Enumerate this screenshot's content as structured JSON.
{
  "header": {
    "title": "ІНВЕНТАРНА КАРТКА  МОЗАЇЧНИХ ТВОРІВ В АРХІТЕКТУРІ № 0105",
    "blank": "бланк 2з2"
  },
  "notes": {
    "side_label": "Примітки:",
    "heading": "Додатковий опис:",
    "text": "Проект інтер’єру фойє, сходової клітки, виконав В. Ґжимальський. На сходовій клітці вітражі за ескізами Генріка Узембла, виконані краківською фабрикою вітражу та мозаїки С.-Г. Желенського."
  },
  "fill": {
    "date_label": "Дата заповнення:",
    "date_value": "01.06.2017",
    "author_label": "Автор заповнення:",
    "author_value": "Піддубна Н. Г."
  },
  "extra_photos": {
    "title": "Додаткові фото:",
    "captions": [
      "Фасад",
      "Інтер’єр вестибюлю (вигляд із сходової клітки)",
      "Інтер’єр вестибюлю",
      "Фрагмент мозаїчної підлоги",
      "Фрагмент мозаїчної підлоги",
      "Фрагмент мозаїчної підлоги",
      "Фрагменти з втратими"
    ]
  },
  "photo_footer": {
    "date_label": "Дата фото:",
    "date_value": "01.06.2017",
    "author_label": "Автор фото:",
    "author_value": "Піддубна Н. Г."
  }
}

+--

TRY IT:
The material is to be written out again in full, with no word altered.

SOLUTION:
Enumerate this screenshot's content as structured JSON.
{
  "header": {
    "title": "ІНВЕНТАРНА КАРТКА  МОЗАЇЧНИХ ТВОРІВ В АРХІТЕКТУРІ № 0105",
    "blank": "бланк 2з2"
  },
  "notes": {
    "side_label": "Примітки:",
    "heading": "Додатковий опис:",
    "text": "Проект інтер’єру фойє, сходової клітки, виконав В. Ґжимальський. На сходовій клітці вітражі за ескізами Генріка Узембла, виконані краківською фабрикою вітражу та мозаїки С.-Г. Желенського."
  },
  "fill": {
    "date_label": "Дата заповнення:",
    "date_value": "01.06.2017",
    "author_label": "Автор заповнення:",
    "author_value": "Піддубна Н. Г."
  },
  "extra_photos": {
    "title": "Додаткові фото:",
    "captions": [
      "Фасад",
      "Інтер’єр вестибюлю (вигляд із сходової клітки)",
      "Інтер’єр вестибюлю",
      "Фрагмент мозаїчної підлоги",
      "Фрагмент мозаїчної підлоги",
      "Фрагмент мозаїчної підлоги",
      "Фрагменти з втратими"
    ]
  },
  "photo_footer": {
    "date_label": "Дата фото:",
    "date_value": "01.06.2017",
    "author_label": "Автор фото:",
    "author_value": "Піддубна Н. Г."
  }
}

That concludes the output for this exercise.